What employee benefits costs are eligible for forgiveness?

Portions of the employer health, vision and dental insurance incurred during the forgiveness covered period are eligible to be used for forgiveness, as long as the expenses are either paid during the period or by the next due date.

Retirement plan benefits paid by the employer are eligible for forgiveness if they are either paid or incurred during the covered period.

Employee benefit costs for retirement or insurance paid in advance are not eligible for forgiveness.

What payroll costs before and after the covered period are eligible for forgiveness?

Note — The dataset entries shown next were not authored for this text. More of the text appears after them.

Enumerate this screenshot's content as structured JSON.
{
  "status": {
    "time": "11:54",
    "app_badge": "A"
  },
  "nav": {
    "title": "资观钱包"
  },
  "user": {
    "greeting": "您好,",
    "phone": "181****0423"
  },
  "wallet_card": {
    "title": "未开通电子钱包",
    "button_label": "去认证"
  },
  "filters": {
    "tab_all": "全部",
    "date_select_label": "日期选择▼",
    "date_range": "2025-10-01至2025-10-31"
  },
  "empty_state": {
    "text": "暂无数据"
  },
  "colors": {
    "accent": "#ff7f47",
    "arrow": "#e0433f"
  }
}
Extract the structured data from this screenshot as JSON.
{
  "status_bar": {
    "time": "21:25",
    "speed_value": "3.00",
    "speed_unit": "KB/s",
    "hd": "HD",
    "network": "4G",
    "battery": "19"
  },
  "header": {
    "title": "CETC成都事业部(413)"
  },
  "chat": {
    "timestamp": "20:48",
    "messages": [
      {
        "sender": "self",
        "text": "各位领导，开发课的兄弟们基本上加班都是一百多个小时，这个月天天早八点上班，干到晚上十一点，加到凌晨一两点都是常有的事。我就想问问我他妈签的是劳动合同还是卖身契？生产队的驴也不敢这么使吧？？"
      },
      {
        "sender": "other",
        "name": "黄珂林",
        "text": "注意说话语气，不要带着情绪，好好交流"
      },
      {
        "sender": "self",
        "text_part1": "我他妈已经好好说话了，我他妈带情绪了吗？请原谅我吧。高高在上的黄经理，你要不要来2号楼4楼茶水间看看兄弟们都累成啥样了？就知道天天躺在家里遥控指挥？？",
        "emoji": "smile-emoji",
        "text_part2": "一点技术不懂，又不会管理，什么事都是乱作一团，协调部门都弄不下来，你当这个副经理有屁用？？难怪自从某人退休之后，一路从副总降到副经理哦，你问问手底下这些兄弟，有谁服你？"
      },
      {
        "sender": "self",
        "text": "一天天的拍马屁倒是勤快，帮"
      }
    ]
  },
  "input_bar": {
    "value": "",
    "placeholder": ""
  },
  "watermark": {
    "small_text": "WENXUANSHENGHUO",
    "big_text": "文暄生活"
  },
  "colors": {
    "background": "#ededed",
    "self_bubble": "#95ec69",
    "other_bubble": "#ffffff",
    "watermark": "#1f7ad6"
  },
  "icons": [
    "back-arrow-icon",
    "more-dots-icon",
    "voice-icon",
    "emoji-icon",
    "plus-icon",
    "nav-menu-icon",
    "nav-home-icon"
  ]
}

For employers’ pay periods paid bi-weekly or more frequently, there is no requirement to calculate partial pay periods.  The employer can elect an “alternate covered period” to align with their regular payroll schedule.   The final payroll during the covered period does not have to be paid during the covered period to be eligible for forgiveness as long as it paid on or before the next regular payroll date.

For employers with twice monthly or monthly payrolls, they will calculate partial pay periods based on the date their loan proceeds were received and cannot elect the alternative covered period.

How is owner compensation calculated?

Owner compensation is calculated based on the type of entity and will vary between organizations.  For additional assistance and guidance on how to calculate the eligible owner compensation for your organization, please see the FAQs Loan Forgiveness Payroll Costs – Questions Eight or contact your Mitchell Wiggins representative with your specific questions.

How does the reduction in salaries impact loan forgiveness? 

An employer can reduce an employee’s wages and salary by up to 25% without impacting forgiveness.  This reduction only applies to wages or base salary and does not factor in overtime, tips or other bonus compensation.  If an employer reduces an employee’s salary by more than 25%, that reduction in salaries must be applied across the entire covered period.   There are certain safe harbors to allow employers to restore wages by December 31, 2020.  For employer’s that had to reduce employees’ wages by more than 25%, a consideration of delaying the forgiveness application should be made to determine if wages can be restored and the safe harbor can be applied.

How does the reduction in Full Time Equivalents impact loan forgiveness?

This topic was not addressed in these FAQs.  We anticipate additional guidance will be released related to full time equivalents in a future update from the Treasury Department.

Are the expenses used for forgiveness tax deductible?

These FAQs did not address the tax deductibility of expenses used for forgiveness.  In Notice 2020-32, the IRS stated that expenses used for forgiveness of PPP loans would not be deductible.   Multiple congressional members have stated that the intent was for the forgiven expenses to also be deductible and the IRS notice was contradictory to that intent.  Although there are bills currently in both the Senate and the House to address this issue, there has been no final legislative action as to the deductibility of PPP loan forgiveness expenses.